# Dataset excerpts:
- Opening Delimiter -

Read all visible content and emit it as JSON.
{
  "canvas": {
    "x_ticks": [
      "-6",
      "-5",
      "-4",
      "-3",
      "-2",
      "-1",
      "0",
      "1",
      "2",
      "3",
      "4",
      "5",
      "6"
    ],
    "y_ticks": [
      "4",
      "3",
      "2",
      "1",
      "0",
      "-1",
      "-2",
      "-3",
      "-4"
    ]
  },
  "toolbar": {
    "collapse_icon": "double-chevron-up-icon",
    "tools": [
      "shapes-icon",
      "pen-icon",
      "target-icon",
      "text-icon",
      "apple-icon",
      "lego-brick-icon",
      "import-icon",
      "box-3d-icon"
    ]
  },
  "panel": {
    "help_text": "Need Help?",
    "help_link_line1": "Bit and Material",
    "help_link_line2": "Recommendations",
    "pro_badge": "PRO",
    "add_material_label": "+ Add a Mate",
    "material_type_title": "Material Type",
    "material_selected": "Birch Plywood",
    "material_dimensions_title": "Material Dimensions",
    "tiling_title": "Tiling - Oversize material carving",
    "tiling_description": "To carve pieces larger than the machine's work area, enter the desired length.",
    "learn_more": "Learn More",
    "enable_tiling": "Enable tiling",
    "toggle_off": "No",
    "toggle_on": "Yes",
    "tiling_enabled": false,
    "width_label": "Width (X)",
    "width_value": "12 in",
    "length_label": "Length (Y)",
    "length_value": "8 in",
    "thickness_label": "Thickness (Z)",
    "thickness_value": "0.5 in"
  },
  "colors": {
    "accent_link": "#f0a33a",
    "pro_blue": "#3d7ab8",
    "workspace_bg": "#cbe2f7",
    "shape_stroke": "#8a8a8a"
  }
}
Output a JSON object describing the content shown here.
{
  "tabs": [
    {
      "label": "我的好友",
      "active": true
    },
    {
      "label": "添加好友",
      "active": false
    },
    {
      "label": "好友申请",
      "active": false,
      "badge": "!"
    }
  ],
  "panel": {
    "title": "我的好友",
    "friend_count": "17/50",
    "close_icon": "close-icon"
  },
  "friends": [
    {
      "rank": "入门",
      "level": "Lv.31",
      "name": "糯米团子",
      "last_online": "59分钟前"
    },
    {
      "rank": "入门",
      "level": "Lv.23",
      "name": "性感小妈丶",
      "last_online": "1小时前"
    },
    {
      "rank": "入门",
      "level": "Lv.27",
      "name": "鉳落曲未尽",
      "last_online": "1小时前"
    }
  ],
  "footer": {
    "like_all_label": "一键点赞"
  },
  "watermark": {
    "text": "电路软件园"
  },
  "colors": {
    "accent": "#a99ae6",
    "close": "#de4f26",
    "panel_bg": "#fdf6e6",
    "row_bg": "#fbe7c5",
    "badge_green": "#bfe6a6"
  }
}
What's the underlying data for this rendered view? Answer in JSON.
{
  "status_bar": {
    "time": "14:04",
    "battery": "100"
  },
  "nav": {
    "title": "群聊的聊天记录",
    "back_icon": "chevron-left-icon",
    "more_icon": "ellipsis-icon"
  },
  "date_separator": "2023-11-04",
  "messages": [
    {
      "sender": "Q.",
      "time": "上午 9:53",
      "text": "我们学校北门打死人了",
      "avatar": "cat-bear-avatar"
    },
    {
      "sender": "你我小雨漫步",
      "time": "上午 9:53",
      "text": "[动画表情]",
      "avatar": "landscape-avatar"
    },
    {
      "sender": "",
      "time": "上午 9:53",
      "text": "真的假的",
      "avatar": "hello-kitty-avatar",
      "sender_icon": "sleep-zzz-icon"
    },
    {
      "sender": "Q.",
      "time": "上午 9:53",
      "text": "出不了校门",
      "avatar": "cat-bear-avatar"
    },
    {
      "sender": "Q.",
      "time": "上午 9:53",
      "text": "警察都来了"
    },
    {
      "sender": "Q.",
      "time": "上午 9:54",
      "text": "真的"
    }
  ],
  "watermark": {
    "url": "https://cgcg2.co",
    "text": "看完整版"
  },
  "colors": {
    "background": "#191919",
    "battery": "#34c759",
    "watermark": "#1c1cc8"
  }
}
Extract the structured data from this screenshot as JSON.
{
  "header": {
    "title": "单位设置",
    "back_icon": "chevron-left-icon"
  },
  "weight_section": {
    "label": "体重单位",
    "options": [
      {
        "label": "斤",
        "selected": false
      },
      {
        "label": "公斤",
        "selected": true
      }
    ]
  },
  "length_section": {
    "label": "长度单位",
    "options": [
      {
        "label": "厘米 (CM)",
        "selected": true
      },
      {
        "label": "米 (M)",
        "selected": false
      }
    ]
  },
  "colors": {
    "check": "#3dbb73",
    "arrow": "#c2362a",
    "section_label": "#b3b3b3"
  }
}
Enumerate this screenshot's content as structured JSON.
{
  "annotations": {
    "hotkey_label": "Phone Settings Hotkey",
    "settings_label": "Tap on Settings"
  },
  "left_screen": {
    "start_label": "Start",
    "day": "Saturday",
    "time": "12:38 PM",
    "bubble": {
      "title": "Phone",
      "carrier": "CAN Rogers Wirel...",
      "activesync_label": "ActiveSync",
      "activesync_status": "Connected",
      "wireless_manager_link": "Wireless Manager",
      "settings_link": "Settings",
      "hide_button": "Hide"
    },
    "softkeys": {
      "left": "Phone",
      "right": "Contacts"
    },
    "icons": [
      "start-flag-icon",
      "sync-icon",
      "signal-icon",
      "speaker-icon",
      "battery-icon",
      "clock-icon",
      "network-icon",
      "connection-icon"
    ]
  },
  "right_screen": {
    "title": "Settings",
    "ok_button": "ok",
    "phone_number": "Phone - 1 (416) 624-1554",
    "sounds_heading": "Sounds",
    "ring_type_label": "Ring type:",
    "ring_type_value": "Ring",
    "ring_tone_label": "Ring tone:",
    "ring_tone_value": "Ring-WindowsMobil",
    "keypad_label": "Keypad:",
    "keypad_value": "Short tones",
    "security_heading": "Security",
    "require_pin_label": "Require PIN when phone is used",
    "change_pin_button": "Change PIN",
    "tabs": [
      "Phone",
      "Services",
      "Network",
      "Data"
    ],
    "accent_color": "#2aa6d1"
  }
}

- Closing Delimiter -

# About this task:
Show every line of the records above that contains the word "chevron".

# Solution to this task:
    "collapse_icon": "double-chevron-up-icon",
    "back_icon": "chevron-left-icon",
    "back_icon": "chevron-left-icon"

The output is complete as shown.